 Prifitera, A., Weiss, L. G., &
Saklofske, D. H. (1998). WISC-III in context. In A. Prifitera & D. H. Saklofske
(Eds.) WISC-III clinical use and interpretation: Scientist-practitioner
perspectives (pp. 1-38). San Diego: Academic Press.
 Tulsky, D. S., Saklofske, D. H.,
Wilkins, C., & Weiss, L. G. (2001). Development of a General Ability Index for
the Wechsler Adult Intelligence Scale–Third Edition. Psychological
Assessment, 13, 566-571.
 Kaufman, A. S. (1979). Intelligent
testing with the WISC-R. New York: Wiley Interscience.
 Kaufman, A. S. (1994). Intelligent
testing with the WISC-III. New York: Wiley Interscience.
 Willis, J. O. & Dumont, R. P. (2002,
pp. 131-132). Guide to identification of learning disabilities (3rd
ed.). Peterborough, NH: authors. [http://alpha.fdu.edu/psychology]

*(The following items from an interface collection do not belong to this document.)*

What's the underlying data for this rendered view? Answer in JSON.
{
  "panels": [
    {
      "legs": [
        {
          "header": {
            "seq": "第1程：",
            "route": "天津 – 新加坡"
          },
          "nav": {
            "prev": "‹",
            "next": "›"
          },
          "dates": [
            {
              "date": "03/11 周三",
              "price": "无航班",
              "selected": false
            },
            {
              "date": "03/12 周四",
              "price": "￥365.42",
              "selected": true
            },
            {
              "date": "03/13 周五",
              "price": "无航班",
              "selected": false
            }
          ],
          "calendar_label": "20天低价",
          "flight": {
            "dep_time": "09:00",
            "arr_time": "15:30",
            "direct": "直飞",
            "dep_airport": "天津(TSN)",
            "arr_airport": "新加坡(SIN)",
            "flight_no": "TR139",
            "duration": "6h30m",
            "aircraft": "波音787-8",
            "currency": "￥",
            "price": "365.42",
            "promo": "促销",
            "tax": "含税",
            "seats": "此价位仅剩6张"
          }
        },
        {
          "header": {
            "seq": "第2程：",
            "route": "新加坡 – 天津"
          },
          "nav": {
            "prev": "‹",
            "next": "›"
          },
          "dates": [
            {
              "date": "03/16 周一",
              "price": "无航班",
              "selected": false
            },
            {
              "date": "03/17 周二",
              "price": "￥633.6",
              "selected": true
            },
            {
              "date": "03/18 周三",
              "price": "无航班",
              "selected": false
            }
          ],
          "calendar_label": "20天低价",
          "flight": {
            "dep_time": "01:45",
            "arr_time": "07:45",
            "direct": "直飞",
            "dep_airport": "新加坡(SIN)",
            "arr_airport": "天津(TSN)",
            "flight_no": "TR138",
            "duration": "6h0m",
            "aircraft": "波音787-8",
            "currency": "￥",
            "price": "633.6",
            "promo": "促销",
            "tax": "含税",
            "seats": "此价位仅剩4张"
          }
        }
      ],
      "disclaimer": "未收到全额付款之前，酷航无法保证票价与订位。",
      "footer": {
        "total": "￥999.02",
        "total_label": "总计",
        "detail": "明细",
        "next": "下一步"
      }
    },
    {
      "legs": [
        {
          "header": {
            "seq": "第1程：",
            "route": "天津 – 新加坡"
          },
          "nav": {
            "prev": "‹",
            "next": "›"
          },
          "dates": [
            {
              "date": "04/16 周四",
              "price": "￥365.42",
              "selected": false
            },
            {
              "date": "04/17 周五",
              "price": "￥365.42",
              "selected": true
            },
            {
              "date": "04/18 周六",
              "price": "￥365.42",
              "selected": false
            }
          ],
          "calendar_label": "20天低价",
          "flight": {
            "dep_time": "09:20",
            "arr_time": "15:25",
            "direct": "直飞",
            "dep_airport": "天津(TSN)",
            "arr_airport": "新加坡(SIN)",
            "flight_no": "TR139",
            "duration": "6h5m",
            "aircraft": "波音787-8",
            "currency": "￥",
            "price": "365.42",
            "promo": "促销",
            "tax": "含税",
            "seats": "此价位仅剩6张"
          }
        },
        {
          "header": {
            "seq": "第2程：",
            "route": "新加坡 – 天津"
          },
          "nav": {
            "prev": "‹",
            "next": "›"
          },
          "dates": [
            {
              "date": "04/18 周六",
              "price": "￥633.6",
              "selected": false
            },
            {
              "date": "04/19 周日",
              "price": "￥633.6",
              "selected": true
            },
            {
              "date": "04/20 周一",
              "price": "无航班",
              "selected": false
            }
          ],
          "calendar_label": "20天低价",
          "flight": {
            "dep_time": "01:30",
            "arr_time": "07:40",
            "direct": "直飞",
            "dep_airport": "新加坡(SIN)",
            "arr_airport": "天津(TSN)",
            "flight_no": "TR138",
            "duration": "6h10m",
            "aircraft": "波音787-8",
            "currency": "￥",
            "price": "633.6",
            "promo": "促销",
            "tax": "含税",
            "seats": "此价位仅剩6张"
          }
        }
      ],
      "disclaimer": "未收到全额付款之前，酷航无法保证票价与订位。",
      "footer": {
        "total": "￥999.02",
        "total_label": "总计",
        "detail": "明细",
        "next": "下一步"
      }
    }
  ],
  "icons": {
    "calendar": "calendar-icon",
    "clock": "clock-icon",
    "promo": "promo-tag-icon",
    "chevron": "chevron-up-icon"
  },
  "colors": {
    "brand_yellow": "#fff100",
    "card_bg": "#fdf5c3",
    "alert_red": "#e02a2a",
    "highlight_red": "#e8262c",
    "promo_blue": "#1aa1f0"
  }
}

Dumont, R., Willis, J., & McBride, G. (2001). Yes, Virginia, there is a
severe discrepancy clause, but is it too much ado about something? The
School Psychologist, APA Division of School Psychology, 55 (1), 1,
 Sobotka, K. R., & Black, F.
W. (1978). A procedure for the rapid computation of WISC-R factor scores.
Journal of Clinical Psychology. 34, 117-119.
 Elliott, C. D. (1990).
Differential Ability Scales: Introductory and technical handbook. San Antonio,
TX: The Psychological Corporation.
 Flanagan, D. P., & Kaufman, A. S. (2004).
Essentials of WISC-IV assessment. New York: Wiley.